This is part of the 9th Regiment, Missouri (Union). Bing's unit, the 29th Missouri, may have looked similar when they mustered into service, surrounded by boys who wished they were old enough to join too.Credit
The Civil War was over a year old when Jonathan Bing joined the Union Army on August 2, 1862. By then neither the North or South thought they would have a quick and glorious victory. Several hard, bloody battles had already been fought and both sides were preparing for a long war. We don't know why Bing joined. But he had lived for some time in Missouri and Kansas, where the conflict over slavery had started many years before the Civil War began. The issues in the west were stark: should Kansas should be admitted into the United States as slave or free state? Bing's two brothers-in-law joined the Confederate Army and his father-in-law was a member of the Missouri Home Guard, a pro-southern organization, until he was sickened with cancer of the eye.
Bing signed up for a three year term in the Army. At that time volunteers enlisted as a group. The state governor would appoint a man of local importance as colonel. The colonel would appoint his junior officers and they would convince men from the area to join the companies that made up the new regiment. The new companies would be "mustered" into the Federal army, with everyone sworn in at once. Bing's company: Company H, Twenty-Ninth Infantry, Missouri Volunteers, commanded by Col. John S. Cavender, was mustered into the Army of Sept. 18, 1862. Bing's rank was corporal.

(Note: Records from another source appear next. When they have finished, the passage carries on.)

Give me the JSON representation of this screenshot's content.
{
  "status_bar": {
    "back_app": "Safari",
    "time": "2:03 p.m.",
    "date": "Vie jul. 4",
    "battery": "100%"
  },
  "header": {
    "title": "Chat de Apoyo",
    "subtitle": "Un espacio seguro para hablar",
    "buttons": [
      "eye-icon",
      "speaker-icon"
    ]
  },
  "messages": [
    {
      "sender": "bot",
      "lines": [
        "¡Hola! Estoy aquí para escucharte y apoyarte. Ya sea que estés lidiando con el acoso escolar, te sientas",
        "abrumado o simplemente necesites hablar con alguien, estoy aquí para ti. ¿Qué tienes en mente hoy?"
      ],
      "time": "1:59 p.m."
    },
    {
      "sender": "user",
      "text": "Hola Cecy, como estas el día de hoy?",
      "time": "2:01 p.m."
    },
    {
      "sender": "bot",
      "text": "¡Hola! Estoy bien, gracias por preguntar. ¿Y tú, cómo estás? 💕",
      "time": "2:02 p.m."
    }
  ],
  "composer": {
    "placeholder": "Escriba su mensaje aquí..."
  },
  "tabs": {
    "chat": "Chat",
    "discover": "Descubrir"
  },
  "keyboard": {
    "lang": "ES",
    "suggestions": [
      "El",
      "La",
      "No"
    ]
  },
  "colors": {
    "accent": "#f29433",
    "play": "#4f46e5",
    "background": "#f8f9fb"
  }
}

At age 32, Bing was older and had more skills and experience than most soldiers. The average soldier was 25 years old and 48 percent of the soldiers had been farmers. Bing was born in Gallia, Ohio on April 7, 1828. When he left school he went to Cincinnati, Ohio and served a five year apprenticeship where he learned the shipbuilding and carpentry trade. Then he moved from town to town working as a building contractor. He also worked for a while as master mechanic on a steamboat. In 1860 he moved to Leavenworth, Kansas. Later he moved back across the Missouri River to settle in Cameron, Missouri. He had married Louisa Jane Smith and they had one daughter, Ella, when Bing enlisted. All of Bing's moving around and city living probably toughened him and helped him survive as a new soldier. Training camps were swept with deadly epidemics of childhood diseases such as measles and mumps. The young soldiers, fresh from the farm, had never been exposed to these diseases and they died in great numbers. As far as we know Bing did not get sick while in training.
Soldiers in the Mississippi campaign frequently traveled by steamship.
After forming, the regiment moved to Cape Girardeau, Missouri for training. They stayed at Cape Girardeau until Nov. 10, 1862, when they marched to Patterson, Missouri, and then marched back on Nov. 25. Then they boarded steamers and traveled south to Helena, Arkansas, where the regiment was assigned to Gen. Francis Blair's brigade.